Required action. Below are the records; collect from them each line containing the string "блокировки".

Data.
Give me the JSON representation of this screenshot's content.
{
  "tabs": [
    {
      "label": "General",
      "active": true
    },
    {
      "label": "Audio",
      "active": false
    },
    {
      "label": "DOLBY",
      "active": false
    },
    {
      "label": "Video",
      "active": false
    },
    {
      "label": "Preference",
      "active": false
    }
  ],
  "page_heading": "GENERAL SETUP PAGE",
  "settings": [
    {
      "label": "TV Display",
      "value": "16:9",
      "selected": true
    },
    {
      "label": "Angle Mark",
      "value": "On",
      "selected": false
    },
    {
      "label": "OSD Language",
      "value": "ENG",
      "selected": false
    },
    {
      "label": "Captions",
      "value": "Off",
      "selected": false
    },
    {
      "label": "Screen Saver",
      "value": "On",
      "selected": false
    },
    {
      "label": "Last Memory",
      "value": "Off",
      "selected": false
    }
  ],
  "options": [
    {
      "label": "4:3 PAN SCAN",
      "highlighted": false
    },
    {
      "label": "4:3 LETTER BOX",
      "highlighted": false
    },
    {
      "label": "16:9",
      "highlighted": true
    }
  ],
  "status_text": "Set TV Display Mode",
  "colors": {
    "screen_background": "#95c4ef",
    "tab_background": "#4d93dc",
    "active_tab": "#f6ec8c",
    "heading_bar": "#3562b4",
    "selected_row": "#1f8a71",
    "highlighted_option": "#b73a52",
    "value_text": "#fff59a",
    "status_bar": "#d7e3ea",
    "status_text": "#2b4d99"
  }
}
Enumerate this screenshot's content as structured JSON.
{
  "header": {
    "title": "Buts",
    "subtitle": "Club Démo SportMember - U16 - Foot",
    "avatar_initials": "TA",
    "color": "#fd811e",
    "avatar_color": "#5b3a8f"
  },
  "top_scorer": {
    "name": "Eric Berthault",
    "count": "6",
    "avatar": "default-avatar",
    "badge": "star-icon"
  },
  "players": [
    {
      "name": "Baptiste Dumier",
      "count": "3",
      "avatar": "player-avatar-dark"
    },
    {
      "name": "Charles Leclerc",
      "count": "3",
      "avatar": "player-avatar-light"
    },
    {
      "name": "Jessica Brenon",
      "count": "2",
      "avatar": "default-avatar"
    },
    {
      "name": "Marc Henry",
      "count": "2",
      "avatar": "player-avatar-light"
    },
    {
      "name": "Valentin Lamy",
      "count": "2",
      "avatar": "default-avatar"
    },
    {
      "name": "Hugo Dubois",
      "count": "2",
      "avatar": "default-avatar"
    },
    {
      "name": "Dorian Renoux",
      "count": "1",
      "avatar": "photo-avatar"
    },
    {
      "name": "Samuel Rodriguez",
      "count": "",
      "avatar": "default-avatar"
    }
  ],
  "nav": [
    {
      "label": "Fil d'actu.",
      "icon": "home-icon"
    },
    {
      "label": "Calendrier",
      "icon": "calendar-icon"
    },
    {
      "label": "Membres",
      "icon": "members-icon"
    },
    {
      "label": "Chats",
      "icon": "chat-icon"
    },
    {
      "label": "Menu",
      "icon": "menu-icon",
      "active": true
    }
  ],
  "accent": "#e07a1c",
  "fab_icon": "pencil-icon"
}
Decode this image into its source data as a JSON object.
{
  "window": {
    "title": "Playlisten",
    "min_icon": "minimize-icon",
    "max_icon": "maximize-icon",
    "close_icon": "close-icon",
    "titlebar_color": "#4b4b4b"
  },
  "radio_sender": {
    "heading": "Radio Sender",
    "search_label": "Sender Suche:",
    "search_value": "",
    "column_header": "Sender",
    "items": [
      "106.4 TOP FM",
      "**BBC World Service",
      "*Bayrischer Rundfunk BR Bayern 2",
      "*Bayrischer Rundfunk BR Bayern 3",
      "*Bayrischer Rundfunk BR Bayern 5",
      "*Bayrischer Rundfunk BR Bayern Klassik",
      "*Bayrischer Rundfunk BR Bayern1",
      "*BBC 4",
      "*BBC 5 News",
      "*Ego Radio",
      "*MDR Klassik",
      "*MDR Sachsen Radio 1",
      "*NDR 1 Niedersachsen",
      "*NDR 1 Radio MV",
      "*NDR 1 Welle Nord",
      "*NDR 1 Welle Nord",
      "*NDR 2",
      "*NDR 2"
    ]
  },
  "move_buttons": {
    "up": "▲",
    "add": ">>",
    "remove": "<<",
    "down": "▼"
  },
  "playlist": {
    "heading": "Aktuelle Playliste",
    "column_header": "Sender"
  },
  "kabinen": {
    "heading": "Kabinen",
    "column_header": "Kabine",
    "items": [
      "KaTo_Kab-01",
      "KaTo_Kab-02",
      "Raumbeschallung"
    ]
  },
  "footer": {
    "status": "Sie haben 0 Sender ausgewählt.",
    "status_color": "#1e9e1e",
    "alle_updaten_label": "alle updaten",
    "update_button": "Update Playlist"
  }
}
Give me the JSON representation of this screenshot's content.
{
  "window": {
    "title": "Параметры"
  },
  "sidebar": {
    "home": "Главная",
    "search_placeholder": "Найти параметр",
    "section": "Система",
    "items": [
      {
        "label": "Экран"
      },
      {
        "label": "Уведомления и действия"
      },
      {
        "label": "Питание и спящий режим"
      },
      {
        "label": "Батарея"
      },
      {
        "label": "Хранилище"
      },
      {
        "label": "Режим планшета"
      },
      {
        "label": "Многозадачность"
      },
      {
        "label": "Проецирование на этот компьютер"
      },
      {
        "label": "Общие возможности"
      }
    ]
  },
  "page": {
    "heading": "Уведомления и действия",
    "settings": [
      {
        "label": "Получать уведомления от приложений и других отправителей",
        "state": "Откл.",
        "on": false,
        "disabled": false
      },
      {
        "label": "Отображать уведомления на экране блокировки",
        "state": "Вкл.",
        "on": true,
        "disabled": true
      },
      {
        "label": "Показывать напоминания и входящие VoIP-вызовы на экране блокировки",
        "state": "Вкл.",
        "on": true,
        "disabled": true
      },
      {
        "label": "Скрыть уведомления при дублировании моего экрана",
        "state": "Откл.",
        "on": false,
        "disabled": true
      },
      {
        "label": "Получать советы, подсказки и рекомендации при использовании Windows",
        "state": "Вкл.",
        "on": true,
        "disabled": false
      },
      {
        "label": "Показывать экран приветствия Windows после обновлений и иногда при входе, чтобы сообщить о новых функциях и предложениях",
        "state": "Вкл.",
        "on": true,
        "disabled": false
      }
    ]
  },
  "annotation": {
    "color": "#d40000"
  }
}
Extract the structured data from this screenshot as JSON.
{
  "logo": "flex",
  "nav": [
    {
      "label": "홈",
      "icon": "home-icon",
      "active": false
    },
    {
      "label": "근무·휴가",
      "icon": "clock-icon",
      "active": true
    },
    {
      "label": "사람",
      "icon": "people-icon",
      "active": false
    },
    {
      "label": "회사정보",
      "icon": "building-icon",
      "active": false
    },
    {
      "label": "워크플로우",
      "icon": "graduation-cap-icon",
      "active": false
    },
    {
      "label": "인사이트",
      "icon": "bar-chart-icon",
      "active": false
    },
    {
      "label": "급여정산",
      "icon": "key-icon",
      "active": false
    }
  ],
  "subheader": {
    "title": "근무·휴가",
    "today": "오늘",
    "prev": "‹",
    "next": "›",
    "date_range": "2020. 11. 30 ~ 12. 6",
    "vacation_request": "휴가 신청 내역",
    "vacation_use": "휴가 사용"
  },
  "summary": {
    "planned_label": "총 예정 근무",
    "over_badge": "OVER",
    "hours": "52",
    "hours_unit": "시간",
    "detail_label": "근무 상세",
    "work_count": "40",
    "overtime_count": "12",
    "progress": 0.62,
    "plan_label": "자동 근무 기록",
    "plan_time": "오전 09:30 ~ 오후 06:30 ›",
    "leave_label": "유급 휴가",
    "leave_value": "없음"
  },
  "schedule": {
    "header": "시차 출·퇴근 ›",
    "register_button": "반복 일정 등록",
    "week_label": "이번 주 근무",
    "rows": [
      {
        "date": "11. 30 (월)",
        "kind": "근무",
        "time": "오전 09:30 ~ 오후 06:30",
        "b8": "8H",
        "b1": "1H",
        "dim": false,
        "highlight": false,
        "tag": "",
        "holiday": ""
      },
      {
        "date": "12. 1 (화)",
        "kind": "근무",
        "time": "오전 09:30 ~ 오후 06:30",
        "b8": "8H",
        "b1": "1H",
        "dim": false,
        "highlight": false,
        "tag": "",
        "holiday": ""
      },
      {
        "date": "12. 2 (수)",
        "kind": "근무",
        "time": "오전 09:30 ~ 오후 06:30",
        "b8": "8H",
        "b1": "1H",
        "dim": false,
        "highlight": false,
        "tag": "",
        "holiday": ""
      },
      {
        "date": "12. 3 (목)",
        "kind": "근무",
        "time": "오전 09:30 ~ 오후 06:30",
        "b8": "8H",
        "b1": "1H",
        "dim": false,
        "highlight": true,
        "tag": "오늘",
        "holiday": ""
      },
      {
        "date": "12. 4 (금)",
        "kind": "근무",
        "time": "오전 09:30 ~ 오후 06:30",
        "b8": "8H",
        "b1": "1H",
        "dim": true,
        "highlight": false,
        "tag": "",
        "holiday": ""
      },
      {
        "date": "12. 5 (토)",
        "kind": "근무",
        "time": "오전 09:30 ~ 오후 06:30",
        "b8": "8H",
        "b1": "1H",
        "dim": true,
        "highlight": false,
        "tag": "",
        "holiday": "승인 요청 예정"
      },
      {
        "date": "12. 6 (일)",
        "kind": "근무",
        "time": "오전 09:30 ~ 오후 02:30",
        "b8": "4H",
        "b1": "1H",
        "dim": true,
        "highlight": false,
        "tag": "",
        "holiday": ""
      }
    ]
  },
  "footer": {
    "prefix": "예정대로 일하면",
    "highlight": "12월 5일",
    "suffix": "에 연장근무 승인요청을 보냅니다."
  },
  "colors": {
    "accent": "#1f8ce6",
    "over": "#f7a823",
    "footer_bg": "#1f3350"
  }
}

The completed task.
        "label": "Отображать уведомления на экране блокировки",
        "label": "Показывать напоминания и входящие VoIP-вызовы на экране блокировки",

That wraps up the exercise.